      As for the jolting, I wouldn't know how much of a jolt they would have. I suppose it depends on the I don't even know whether they'll actually lose consciousness or not. I should probably look up real video footage of that.
      So it's perfectly possible that that footage you saw is correct.

Honestly, I thought that was common sense, that you have to remove the clothes. I don't think I've seen that done wrong on TV. But perhaps I'll add a note on that.
      And I'm not sure I am going to talk about those. They're not really prevalent in writing and TV, but if you have questions about these, I'll try to answer them as well as possible.

It depends on a lot of things. The speed and size of the bullet may play a role (don't know much about that), and the location. If it hits the spine, it'll likely get stuck, but it might damage the nerve canal. This one is entirely up to you.
      Digging it out is the worst possible thing you can do. Don't, please don't. I've got a later chapter devoted to this. It's like pulling out a knife or an arrow. The bullet might act as a clot on a large vessel and getting it out can cause massive bleeding and death within minutes or less. "We need to get the bullet out" kills people. On the other hand, people *can* survive with bullets in them. There's a risk on infection, but that risk is way higher if you start digging in a wound. If you get shot, just leave the bullet until help arrives.
      Her chances of survival depend on how soon medical help can arrive. If that happens soon, the survival rates of a gun shot in the abdomen can be as high as 80%. If later, it depends. If you want her to live, she certainly can. But do take into account several heavy surgeries and a long revalidation. She won't walk away without a scratch.
      A shot in the leg will rarely kill you, unless it gets infected and you don't have antibiotics for several days or weeks.
      I've already recommended this to someone else, but try googling for people who've been through the injury you want to describe. Gunshot wound survivors.

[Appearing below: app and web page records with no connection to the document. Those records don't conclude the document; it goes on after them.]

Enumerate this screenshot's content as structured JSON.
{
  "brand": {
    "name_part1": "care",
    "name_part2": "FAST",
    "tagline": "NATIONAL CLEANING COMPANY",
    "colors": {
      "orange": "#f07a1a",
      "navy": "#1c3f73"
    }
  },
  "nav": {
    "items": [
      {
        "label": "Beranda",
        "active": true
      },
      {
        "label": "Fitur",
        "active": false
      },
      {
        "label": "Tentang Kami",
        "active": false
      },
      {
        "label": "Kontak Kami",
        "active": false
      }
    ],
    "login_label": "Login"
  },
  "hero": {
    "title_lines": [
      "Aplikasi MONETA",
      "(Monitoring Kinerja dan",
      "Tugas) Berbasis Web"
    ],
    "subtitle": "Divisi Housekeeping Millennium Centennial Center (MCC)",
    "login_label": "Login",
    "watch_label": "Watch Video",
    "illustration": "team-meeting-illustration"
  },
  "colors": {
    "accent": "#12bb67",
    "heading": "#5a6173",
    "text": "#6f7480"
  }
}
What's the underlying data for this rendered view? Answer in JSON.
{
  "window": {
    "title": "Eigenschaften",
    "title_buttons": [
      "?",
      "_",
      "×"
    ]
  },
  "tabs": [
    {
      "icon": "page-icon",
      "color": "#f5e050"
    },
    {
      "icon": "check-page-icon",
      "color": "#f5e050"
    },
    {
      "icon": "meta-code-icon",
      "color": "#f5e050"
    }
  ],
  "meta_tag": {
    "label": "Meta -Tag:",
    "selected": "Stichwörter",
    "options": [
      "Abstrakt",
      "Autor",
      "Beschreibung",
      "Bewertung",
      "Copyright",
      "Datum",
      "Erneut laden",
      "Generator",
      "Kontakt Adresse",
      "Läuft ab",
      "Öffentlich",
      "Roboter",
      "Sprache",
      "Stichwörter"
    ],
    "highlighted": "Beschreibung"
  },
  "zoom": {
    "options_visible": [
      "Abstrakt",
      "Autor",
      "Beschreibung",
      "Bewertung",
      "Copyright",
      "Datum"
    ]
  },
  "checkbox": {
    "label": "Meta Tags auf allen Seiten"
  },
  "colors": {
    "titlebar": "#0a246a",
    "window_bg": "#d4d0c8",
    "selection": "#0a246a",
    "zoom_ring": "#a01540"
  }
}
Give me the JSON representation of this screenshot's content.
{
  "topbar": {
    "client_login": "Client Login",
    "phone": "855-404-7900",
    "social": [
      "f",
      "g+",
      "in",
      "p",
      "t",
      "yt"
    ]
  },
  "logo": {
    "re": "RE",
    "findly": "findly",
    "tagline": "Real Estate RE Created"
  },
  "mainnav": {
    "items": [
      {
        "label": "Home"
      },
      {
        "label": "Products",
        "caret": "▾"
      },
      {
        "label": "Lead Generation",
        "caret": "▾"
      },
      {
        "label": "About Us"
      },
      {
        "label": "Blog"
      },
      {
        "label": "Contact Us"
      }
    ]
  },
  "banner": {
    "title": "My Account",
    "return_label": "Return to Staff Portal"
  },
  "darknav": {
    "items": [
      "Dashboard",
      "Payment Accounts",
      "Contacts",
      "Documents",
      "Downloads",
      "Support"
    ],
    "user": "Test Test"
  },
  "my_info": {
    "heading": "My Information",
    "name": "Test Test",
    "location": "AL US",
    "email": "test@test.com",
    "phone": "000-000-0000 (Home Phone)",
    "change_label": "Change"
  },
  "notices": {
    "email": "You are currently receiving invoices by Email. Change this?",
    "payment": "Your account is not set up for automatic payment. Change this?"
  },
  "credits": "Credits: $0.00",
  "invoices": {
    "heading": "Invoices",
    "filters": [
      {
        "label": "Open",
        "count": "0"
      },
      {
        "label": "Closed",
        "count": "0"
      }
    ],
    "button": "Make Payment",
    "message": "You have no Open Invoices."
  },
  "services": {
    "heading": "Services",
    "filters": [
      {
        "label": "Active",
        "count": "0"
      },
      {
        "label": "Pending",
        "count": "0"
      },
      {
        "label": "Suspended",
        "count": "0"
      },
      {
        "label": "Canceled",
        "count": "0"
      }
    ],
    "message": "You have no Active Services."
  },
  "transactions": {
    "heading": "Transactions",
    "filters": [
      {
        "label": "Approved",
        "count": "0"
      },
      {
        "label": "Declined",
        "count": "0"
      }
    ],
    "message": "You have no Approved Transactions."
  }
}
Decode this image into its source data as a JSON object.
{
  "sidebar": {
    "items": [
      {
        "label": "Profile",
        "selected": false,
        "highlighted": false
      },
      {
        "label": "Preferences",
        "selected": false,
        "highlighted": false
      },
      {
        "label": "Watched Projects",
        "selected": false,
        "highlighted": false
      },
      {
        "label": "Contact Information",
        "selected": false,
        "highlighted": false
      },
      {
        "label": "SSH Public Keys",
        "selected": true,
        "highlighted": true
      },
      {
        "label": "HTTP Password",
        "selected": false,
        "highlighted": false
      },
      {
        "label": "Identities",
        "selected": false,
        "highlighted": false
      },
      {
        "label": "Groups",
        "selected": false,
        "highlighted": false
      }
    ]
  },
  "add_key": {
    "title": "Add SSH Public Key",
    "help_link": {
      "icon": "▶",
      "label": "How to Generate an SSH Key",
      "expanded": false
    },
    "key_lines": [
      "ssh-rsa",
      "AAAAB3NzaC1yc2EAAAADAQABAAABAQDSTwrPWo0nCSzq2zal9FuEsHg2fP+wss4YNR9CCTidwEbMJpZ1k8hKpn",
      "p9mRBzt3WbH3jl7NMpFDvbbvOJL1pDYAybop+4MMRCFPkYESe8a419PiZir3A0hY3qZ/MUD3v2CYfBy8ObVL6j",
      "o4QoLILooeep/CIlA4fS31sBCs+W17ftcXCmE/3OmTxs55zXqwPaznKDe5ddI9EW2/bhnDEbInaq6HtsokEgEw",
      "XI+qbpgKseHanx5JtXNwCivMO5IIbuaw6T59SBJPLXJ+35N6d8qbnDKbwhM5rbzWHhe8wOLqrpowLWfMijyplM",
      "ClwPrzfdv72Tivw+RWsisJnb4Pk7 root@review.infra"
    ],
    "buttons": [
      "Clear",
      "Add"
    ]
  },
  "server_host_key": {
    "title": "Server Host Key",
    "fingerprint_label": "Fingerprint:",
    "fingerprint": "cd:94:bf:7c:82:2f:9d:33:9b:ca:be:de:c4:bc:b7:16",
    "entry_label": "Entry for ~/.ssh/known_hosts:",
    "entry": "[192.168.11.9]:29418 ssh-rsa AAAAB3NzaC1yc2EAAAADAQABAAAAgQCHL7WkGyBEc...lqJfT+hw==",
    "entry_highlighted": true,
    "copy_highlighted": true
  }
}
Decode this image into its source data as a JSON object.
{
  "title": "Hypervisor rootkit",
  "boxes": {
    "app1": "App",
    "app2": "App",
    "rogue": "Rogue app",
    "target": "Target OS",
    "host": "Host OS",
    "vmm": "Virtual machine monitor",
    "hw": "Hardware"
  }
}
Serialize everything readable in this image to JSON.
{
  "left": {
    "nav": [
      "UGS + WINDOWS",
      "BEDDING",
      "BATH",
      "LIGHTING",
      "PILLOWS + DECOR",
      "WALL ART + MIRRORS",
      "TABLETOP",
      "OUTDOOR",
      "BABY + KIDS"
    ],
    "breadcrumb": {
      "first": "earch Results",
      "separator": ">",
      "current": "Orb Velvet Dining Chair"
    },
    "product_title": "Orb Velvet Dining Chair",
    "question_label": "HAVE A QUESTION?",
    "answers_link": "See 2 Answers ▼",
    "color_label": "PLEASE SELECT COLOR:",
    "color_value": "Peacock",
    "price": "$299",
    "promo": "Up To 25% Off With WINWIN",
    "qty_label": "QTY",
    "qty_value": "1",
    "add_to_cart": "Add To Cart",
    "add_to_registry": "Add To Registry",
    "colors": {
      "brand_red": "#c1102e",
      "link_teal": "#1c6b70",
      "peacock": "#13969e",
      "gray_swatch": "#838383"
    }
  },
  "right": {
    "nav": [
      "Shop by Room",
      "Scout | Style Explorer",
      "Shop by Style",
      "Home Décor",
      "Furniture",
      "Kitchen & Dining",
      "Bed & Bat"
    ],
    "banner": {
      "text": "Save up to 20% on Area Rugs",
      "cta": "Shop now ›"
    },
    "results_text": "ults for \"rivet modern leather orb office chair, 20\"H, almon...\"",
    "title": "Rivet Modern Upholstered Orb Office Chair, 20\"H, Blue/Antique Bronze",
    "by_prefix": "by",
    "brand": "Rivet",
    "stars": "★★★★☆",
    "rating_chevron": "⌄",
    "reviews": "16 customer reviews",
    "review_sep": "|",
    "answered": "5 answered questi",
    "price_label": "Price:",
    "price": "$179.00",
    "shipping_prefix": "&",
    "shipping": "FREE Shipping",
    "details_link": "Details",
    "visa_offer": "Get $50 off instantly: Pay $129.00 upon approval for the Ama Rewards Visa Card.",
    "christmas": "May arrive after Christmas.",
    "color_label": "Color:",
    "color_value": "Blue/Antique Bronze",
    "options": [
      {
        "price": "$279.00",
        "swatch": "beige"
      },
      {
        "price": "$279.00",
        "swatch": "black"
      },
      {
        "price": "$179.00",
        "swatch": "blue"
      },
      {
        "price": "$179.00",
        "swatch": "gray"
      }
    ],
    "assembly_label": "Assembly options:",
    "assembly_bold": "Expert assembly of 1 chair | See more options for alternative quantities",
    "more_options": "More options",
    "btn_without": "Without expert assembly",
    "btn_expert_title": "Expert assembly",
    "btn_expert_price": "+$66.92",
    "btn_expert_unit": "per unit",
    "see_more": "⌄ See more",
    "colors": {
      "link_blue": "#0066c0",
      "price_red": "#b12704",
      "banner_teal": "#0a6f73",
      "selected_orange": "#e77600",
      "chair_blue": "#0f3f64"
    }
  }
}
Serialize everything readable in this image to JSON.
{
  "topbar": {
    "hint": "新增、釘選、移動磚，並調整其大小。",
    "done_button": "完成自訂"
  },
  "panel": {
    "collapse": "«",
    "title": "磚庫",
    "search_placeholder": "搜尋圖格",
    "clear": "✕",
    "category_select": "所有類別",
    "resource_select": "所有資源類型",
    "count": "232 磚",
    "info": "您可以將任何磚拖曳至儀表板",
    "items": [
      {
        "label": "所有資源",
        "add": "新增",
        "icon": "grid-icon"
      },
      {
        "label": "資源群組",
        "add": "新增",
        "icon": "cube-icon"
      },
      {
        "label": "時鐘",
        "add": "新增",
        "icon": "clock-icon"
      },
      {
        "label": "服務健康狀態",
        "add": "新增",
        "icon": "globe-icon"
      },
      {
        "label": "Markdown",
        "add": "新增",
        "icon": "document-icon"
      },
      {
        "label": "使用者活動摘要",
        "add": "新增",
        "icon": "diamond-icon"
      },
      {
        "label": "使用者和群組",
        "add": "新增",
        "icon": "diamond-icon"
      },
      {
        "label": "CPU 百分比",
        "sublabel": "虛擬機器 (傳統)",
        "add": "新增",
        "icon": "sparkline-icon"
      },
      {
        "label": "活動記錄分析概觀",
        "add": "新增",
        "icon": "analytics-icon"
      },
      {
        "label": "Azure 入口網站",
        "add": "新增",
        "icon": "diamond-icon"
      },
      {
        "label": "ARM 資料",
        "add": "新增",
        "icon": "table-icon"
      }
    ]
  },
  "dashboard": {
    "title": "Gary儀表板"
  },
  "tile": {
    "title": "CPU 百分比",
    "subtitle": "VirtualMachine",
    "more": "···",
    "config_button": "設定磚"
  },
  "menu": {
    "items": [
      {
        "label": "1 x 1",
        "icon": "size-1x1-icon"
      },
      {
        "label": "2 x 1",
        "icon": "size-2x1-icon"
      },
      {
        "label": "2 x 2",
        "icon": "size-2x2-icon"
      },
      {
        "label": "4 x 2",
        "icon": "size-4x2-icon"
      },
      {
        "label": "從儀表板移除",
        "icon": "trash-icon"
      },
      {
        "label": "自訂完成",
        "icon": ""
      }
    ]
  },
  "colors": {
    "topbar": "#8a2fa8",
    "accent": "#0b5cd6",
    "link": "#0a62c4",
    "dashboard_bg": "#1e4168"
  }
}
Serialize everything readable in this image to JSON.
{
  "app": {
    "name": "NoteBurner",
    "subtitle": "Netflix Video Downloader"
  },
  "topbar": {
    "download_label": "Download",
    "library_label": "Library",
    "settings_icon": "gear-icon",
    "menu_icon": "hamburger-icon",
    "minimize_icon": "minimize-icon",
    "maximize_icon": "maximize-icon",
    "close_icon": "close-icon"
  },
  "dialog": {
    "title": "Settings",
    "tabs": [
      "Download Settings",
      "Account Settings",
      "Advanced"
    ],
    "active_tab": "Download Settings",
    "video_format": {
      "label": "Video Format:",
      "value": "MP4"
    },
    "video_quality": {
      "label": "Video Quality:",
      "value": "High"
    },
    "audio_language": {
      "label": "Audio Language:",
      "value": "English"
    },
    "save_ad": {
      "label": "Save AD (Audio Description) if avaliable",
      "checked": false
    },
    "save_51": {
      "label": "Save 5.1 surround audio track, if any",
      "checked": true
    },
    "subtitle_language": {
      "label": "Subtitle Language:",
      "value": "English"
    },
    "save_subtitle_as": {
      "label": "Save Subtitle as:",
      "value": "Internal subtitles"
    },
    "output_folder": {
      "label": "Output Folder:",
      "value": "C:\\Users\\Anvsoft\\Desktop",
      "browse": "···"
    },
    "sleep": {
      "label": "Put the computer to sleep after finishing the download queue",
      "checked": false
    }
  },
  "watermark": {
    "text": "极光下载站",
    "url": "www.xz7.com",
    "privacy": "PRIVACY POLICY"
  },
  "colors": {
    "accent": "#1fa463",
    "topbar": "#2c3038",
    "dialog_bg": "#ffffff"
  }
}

They'll be able to tell you exactly what the consequences are of being shot in the abdomen.
      (but please don't have her dig the bullet out. Unless you want her to be a medical layperson who makes a stupid mistake.)